§ What is required:
Across all the entries below, how many lines mention the string "caption"? Respond with a single number.
*** Opening of Input material ***
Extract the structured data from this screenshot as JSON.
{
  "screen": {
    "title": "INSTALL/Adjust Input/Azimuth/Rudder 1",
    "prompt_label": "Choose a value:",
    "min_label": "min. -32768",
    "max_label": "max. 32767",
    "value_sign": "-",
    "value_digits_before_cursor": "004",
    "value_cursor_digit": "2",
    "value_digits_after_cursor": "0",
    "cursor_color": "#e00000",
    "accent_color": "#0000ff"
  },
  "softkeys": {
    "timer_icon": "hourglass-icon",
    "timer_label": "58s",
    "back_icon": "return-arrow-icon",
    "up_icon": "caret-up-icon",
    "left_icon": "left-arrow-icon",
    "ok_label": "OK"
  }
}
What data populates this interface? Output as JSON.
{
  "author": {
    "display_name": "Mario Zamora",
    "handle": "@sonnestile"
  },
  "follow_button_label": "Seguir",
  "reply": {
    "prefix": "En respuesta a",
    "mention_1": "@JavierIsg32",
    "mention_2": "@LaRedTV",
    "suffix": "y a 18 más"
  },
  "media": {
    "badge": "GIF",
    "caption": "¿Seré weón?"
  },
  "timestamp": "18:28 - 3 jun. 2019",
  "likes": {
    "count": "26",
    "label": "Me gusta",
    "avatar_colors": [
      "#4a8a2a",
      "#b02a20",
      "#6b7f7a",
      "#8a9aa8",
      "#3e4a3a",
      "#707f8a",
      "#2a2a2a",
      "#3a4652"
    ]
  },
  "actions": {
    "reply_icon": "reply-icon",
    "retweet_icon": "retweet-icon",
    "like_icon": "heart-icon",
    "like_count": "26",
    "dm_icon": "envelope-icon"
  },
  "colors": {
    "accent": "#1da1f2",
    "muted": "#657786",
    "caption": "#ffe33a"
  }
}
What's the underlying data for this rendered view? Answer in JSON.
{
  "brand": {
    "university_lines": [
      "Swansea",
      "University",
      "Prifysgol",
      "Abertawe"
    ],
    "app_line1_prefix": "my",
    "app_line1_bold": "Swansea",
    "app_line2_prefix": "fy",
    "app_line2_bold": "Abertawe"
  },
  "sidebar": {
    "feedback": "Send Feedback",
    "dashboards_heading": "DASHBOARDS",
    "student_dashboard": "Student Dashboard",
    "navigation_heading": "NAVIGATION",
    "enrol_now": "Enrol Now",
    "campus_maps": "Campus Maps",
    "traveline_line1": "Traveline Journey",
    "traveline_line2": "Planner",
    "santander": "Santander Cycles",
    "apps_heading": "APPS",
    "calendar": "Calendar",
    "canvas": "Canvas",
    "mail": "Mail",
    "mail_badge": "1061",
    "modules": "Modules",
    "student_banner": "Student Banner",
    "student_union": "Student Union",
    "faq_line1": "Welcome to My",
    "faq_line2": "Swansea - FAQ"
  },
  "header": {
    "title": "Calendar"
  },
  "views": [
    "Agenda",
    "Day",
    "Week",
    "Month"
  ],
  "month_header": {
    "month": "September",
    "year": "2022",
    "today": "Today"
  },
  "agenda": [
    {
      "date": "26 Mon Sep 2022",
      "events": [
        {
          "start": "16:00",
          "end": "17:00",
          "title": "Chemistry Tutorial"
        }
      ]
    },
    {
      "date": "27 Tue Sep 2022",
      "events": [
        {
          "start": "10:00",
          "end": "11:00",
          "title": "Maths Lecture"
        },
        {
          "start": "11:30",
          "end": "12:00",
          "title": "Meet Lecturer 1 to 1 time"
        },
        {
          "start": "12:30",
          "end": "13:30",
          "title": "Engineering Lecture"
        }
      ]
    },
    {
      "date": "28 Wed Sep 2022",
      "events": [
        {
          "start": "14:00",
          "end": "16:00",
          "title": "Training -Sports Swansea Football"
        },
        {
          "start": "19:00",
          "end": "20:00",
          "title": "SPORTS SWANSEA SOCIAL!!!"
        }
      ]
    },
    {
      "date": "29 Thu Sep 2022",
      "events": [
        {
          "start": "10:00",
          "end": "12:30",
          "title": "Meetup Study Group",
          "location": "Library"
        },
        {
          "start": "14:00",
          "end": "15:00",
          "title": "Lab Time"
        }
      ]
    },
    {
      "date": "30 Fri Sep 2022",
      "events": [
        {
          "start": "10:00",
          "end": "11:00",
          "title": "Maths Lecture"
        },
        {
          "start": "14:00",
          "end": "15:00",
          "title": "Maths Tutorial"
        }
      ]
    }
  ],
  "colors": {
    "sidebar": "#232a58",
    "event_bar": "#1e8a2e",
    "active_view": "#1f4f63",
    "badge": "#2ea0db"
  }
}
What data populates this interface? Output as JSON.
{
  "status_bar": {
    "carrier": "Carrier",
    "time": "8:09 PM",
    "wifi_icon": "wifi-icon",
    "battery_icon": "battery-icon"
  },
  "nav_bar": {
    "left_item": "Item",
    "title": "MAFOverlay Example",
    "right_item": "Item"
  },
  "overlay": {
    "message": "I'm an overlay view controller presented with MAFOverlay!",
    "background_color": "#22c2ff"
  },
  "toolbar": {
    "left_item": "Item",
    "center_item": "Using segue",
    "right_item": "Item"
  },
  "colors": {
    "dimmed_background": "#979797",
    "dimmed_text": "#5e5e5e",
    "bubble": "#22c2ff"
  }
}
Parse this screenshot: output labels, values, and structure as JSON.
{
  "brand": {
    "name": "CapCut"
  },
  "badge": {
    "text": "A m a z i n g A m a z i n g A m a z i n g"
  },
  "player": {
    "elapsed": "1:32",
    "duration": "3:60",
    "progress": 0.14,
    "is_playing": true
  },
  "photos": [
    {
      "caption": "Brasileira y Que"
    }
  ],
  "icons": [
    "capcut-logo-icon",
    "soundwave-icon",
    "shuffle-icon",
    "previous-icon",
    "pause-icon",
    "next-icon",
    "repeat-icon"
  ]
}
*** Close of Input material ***
§ Response for this exercise:
3